Try it: Filter the entries down to the lines holding "country", then copy those lines.

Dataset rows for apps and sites
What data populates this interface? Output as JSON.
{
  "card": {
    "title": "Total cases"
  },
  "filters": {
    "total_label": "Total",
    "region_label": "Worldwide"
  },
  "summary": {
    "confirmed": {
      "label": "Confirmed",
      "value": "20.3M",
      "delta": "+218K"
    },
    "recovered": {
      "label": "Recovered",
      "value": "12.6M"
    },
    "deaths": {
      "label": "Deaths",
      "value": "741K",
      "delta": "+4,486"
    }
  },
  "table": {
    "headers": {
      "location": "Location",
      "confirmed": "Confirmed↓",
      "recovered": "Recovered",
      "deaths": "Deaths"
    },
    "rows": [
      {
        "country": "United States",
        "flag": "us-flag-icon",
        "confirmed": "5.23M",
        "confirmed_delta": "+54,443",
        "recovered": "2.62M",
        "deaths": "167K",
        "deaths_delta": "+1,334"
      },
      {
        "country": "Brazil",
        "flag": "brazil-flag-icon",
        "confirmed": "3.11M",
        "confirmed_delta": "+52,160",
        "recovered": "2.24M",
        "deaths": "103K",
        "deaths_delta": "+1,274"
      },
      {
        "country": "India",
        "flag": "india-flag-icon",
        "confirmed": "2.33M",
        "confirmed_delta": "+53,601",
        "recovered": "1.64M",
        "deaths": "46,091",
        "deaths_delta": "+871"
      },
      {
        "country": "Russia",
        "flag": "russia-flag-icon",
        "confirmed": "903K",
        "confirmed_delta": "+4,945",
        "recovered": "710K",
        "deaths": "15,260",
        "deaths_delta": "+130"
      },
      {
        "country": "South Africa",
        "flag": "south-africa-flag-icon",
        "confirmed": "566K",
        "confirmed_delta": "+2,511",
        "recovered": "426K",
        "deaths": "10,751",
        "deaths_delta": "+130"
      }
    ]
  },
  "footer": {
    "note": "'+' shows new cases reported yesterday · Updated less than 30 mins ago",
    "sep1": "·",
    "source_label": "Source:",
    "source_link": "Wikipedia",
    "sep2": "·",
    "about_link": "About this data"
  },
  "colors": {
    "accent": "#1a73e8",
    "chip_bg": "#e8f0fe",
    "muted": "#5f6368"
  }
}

Result below:
        "country": "United States",
        "country": "Brazil",
        "country": "India",
        "country": "Russia",
        "country": "South Africa",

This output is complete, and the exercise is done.